_PROVIDED MATERIAL:_
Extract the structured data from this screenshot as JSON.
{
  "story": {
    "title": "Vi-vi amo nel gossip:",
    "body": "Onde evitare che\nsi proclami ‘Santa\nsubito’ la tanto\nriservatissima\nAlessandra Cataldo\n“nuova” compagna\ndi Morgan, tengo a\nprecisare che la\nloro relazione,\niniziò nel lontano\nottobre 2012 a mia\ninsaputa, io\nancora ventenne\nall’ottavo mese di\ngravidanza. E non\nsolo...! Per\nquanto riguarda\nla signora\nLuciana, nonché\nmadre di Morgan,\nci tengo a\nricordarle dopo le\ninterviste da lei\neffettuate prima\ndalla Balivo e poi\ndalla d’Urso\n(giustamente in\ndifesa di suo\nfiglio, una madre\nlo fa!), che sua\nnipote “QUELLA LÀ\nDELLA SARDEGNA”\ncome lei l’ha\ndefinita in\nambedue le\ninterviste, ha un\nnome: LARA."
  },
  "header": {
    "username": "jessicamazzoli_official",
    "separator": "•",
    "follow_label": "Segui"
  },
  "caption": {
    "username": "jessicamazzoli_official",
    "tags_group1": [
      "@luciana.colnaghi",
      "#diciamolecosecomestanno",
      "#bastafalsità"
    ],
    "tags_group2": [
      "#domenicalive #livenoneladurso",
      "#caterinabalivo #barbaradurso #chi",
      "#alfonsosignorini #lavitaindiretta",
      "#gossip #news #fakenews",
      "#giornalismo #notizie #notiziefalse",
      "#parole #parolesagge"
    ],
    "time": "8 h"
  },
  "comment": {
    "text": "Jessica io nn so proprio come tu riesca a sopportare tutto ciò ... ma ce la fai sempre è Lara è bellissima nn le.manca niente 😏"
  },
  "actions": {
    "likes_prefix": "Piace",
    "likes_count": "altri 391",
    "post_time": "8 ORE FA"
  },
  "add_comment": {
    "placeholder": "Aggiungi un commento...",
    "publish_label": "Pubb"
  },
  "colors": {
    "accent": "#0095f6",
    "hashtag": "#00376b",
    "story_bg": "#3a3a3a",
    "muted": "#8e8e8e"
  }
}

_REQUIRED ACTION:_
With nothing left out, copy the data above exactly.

_EXERCISE OUTPUT:_
Extract the structured data from this screenshot as JSON.
{
  "story": {
    "title": "Vi-vi amo nel gossip:",
    "body": "Onde evitare che\nsi proclami ‘Santa\nsubito’ la tanto\nriservatissima\nAlessandra Cataldo\n“nuova” compagna\ndi Morgan, tengo a\nprecisare che la\nloro relazione,\niniziò nel lontano\nottobre 2012 a mia\ninsaputa, io\nancora ventenne\nall’ottavo mese di\ngravidanza. E non\nsolo...! Per\nquanto riguarda\nla signora\nLuciana, nonché\nmadre di Morgan,\nci tengo a\nricordarle dopo le\ninterviste da lei\neffettuate prima\ndalla Balivo e poi\ndalla d’Urso\n(giustamente in\ndifesa di suo\nfiglio, una madre\nlo fa!), che sua\nnipote “QUELLA LÀ\nDELLA SARDEGNA”\ncome lei l’ha\ndefinita in\nambedue le\ninterviste, ha un\nnome: LARA."
  },
  "header": {
    "username": "jessicamazzoli_official",
    "separator": "•",
    "follow_label": "Segui"
  },
  "caption": {
    "username": "jessicamazzoli_official",
    "tags_group1": [
      "@luciana.colnaghi",
      "#diciamolecosecomestanno",
      "#bastafalsità"
    ],
    "tags_group2": [
      "#domenicalive #livenoneladurso",
      "#caterinabalivo #barbaradurso #chi",
      "#alfonsosignorini #lavitaindiretta",
      "#gossip #news #fakenews",
      "#giornalismo #notizie #notiziefalse",
      "#parole #parolesagge"
    ],
    "time": "8 h"
  },
  "comment": {
    "text": "Jessica io nn so proprio come tu riesca a sopportare tutto ciò ... ma ce la fai sempre è Lara è bellissima nn le.manca niente 😏"
  },
  "actions": {
    "likes_prefix": "Piace",
    "likes_count": "altri 391",
    "post_time": "8 ORE FA"
  },
  "add_comment": {
    "placeholder": "Aggiungi un commento...",
    "publish_label": "Pubb"
  },
  "colors": {
    "accent": "#0095f6",
    "hashtag": "#00376b",
    "story_bg": "#3a3a3a",
    "muted": "#8e8e8e"
  }
}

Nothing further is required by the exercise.